[Opening Data to process section]

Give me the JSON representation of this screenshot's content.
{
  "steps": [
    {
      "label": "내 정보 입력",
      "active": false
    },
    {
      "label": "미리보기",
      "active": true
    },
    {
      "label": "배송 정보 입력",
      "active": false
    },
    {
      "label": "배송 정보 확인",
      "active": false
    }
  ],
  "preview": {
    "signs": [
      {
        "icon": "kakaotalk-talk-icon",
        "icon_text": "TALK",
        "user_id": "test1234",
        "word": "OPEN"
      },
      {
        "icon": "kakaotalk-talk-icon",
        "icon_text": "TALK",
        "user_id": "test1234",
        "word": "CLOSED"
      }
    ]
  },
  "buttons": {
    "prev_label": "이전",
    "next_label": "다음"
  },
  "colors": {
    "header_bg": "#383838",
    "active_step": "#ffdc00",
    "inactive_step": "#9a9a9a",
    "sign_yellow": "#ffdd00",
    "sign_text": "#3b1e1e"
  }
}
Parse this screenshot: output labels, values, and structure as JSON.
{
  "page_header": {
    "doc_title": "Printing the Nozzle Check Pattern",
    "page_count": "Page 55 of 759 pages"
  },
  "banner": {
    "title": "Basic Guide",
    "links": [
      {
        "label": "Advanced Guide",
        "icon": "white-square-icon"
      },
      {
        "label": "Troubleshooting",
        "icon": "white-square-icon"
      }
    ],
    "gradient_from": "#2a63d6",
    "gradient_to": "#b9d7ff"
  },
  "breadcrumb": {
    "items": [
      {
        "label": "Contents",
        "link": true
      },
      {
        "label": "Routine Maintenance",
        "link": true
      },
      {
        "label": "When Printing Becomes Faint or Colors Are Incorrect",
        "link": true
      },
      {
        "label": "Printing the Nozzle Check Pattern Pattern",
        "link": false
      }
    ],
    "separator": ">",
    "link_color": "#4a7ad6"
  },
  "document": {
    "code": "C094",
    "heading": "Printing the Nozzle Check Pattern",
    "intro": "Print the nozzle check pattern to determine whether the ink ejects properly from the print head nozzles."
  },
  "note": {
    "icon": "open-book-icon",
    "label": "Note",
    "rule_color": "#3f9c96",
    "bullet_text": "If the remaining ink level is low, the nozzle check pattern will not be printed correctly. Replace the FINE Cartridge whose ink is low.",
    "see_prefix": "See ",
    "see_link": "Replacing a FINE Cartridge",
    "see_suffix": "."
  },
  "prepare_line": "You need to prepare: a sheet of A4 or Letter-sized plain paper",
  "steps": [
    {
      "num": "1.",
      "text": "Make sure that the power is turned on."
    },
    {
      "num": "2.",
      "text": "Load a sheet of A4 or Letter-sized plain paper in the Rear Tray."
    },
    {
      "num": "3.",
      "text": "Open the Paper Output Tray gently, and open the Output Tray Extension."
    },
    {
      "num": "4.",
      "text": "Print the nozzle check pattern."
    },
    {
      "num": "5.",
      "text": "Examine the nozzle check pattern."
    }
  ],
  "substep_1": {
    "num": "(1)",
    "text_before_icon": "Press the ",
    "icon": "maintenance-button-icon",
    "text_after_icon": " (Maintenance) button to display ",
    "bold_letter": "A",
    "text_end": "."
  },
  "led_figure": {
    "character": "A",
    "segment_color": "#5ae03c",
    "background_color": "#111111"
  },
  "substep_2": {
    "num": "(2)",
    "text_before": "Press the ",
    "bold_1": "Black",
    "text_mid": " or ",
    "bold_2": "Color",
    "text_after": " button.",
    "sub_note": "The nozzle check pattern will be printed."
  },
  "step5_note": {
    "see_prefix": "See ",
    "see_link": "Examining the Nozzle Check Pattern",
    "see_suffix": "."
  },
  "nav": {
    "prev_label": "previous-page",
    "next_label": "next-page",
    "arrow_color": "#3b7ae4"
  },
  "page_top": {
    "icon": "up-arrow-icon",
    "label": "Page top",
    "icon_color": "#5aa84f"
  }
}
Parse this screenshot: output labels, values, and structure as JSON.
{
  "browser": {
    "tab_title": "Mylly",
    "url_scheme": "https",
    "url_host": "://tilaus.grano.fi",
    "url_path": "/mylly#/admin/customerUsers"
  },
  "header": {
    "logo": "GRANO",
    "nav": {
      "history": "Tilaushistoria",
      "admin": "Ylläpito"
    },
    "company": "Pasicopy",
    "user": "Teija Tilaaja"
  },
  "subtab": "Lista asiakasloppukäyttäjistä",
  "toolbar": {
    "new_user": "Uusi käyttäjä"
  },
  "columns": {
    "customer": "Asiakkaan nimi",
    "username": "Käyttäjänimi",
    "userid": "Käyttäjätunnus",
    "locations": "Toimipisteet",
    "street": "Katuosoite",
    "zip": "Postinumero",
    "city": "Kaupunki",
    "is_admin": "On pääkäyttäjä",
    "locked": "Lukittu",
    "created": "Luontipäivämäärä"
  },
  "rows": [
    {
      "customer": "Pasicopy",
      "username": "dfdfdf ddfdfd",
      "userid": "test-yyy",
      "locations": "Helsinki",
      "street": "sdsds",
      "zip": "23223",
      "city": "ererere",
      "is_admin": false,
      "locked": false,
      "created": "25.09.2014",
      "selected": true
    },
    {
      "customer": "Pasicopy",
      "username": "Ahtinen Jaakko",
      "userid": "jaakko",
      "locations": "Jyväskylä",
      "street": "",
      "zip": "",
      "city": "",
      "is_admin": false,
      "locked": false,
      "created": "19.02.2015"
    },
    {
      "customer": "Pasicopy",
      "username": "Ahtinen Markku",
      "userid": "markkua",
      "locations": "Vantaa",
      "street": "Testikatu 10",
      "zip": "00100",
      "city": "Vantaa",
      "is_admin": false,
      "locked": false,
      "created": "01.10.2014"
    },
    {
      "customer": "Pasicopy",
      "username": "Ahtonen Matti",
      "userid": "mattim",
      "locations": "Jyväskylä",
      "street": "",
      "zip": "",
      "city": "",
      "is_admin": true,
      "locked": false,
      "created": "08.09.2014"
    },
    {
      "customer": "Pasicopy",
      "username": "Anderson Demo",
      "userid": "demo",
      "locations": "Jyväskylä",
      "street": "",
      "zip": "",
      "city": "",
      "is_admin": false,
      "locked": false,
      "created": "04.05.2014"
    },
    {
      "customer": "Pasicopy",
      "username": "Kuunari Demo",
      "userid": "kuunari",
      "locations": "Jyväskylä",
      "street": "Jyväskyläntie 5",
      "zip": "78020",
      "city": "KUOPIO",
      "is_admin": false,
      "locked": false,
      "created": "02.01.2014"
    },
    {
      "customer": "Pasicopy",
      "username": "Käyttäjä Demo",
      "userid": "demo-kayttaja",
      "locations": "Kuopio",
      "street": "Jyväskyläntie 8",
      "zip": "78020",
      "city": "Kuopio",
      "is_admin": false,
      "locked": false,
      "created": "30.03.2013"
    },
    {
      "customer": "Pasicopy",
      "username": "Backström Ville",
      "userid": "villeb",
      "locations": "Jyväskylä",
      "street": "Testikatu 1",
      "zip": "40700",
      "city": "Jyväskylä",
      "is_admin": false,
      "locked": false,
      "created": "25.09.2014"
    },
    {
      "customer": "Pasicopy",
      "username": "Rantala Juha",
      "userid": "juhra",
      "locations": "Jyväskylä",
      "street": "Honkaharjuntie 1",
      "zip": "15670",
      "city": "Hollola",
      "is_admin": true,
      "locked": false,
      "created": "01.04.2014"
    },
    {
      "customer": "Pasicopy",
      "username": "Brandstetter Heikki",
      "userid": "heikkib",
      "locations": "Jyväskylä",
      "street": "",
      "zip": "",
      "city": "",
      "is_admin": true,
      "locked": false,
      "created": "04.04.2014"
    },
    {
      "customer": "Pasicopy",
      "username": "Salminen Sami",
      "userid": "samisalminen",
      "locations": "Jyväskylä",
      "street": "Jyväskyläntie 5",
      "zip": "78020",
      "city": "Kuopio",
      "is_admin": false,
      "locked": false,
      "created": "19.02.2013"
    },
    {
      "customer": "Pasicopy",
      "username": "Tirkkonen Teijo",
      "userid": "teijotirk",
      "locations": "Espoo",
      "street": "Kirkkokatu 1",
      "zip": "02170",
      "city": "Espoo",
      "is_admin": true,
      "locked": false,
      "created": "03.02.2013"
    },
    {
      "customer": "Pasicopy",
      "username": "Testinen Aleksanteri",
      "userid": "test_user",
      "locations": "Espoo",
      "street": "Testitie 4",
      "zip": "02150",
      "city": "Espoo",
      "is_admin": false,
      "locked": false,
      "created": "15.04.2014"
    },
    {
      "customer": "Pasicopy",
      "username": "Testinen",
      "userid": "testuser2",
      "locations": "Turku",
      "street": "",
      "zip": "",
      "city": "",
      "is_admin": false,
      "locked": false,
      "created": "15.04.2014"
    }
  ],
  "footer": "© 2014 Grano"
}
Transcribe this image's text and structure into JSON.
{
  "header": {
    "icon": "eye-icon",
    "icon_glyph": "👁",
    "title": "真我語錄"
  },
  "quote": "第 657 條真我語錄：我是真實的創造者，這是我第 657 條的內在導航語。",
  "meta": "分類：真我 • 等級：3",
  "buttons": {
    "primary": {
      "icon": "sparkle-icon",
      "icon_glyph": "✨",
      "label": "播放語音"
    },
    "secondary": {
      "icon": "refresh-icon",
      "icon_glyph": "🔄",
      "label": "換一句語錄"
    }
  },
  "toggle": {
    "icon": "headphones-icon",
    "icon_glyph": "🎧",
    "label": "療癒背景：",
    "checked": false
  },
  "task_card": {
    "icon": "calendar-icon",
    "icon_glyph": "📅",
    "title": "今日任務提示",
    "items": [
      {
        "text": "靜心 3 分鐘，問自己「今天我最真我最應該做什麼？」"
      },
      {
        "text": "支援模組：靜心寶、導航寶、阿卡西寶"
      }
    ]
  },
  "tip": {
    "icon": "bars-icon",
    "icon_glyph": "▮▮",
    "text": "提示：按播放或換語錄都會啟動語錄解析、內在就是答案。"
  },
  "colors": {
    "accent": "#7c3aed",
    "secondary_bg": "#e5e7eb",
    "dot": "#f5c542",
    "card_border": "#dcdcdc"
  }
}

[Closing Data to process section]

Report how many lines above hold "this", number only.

4